[What is needed]
Pull each line holding the word "true" from the data.

[Provided data]
- - -

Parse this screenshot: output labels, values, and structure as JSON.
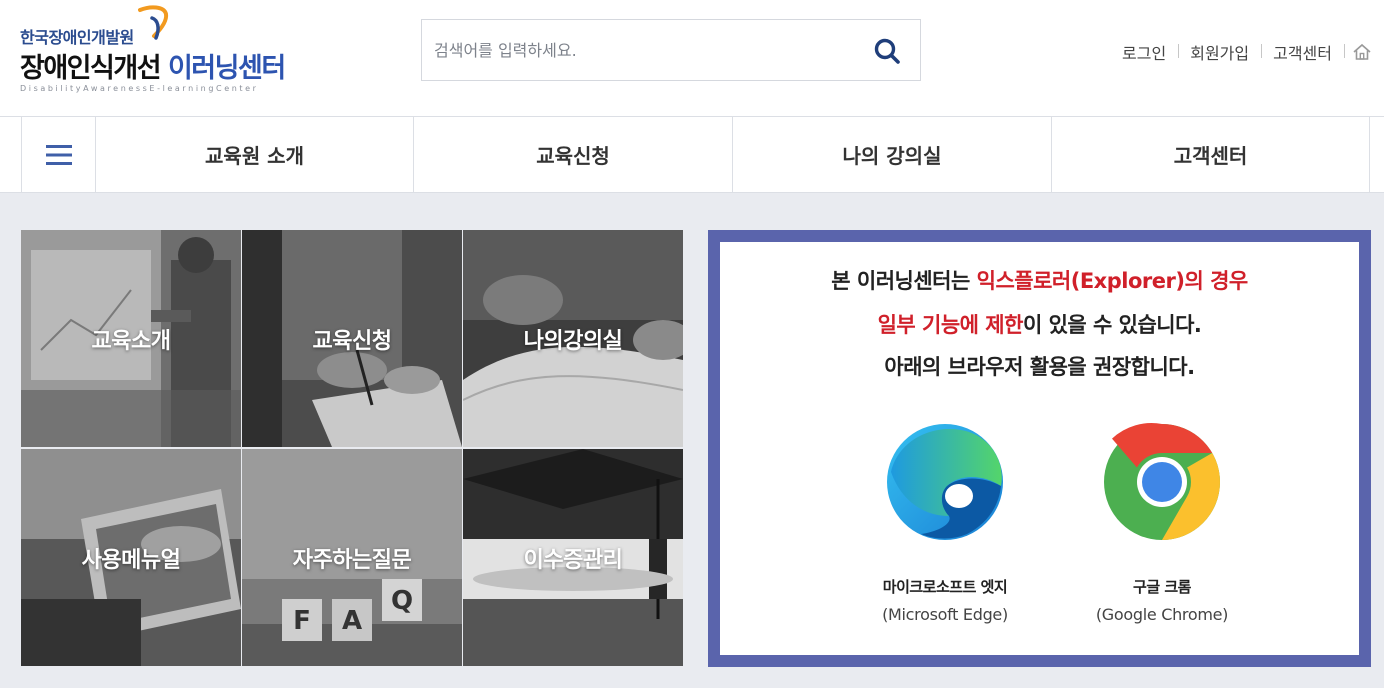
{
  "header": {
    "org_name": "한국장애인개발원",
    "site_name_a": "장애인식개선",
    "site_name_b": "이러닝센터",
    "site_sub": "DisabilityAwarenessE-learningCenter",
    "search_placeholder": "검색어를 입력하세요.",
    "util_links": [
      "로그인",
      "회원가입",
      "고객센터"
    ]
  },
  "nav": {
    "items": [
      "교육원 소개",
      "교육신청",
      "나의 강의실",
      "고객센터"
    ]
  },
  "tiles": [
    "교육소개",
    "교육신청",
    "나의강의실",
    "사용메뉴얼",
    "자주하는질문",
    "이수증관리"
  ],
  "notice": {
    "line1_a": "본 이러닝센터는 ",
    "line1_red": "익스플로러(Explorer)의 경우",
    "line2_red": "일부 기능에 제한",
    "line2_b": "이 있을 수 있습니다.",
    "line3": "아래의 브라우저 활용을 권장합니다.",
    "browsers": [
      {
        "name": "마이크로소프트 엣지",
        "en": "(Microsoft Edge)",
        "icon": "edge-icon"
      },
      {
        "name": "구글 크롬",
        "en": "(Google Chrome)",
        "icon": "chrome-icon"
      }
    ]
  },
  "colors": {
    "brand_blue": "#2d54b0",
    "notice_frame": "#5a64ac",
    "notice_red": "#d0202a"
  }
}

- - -

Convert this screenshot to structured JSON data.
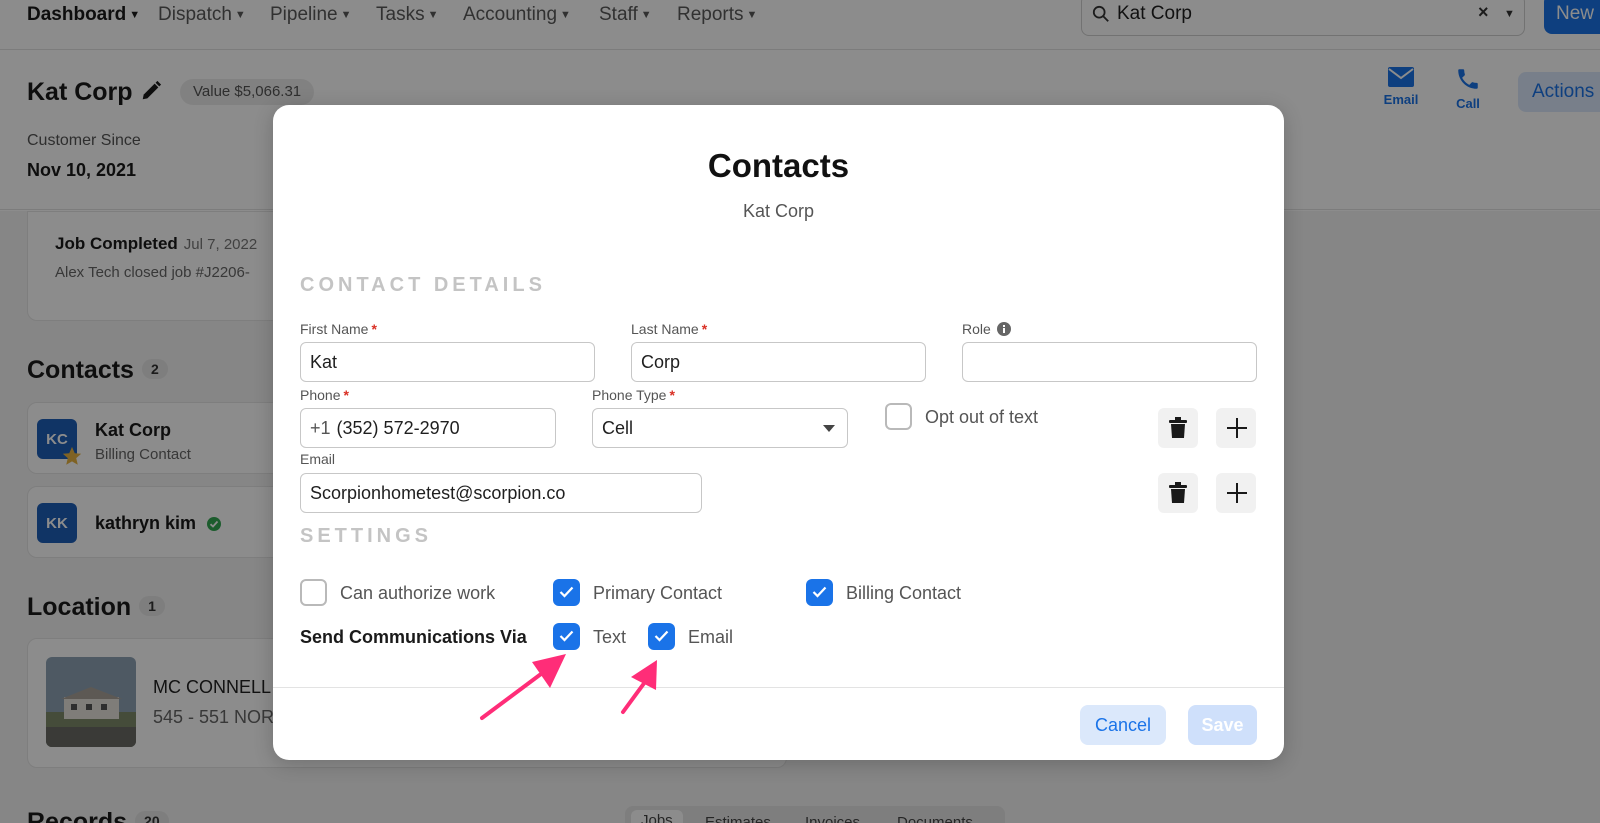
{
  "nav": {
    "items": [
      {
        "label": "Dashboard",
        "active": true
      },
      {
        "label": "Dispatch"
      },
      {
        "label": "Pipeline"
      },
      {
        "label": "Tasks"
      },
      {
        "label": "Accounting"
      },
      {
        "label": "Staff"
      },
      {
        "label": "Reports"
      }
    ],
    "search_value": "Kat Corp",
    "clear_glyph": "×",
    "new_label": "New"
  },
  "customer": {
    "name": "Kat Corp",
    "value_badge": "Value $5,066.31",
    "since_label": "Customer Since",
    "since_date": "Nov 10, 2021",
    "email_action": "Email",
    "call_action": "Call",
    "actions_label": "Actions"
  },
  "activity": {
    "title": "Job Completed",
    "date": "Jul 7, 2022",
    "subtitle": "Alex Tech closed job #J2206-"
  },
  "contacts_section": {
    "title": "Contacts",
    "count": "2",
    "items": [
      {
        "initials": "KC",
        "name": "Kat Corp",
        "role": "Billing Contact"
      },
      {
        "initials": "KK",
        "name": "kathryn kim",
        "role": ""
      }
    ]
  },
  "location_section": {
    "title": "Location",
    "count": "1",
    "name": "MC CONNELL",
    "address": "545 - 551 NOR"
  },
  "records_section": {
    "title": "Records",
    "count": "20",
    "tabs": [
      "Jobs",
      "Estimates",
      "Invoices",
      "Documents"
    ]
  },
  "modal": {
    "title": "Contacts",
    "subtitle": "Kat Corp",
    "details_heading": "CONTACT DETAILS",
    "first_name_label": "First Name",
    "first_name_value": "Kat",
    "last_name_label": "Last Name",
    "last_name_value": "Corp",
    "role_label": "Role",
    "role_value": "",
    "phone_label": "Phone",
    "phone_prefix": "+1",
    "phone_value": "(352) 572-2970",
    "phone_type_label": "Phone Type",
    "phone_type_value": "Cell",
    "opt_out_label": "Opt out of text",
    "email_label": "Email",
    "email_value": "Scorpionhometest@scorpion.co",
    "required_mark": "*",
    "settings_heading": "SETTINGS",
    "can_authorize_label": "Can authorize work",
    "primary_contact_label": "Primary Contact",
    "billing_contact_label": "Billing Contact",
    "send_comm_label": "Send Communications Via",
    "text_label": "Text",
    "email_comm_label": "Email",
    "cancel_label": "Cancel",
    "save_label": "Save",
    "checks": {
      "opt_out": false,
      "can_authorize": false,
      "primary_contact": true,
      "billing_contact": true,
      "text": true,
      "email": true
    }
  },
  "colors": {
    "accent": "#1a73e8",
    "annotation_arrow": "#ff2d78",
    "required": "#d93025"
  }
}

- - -

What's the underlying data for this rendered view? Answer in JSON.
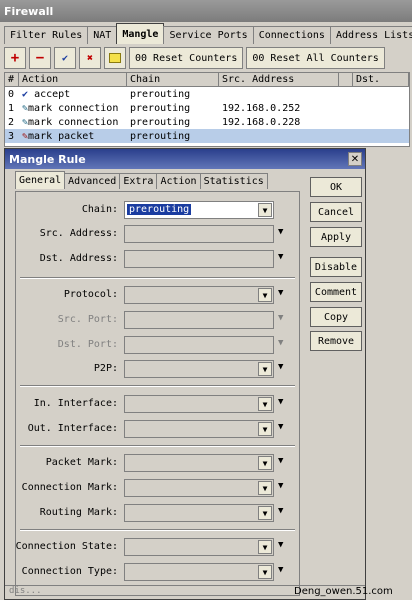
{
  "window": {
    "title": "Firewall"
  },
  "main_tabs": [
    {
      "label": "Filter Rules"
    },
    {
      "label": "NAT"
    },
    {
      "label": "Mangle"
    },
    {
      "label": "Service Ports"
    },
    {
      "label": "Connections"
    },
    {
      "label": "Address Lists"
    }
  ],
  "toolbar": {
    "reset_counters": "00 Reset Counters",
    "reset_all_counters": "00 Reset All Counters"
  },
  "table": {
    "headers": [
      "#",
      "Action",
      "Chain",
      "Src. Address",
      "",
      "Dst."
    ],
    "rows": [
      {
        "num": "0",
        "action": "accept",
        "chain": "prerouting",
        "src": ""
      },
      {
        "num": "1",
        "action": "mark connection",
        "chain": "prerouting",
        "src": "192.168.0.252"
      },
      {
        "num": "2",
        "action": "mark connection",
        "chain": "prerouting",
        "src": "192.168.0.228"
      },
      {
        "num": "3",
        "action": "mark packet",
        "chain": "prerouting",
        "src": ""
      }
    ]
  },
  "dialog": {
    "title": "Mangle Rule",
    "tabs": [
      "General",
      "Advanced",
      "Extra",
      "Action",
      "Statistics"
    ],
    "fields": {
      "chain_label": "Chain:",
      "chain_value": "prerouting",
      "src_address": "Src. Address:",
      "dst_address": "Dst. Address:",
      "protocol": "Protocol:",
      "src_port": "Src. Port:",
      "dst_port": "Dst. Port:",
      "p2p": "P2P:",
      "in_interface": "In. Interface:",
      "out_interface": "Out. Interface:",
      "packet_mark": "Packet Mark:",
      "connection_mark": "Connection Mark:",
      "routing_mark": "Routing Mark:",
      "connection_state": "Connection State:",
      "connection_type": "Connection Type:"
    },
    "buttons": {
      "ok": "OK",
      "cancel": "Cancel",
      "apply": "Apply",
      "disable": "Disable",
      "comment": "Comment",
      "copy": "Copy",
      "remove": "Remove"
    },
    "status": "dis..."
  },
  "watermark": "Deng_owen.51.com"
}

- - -

[Problem solution]
        "active": true
      "primary_contact": true,
      "billing_contact": true,
      "text": true,
      "email": true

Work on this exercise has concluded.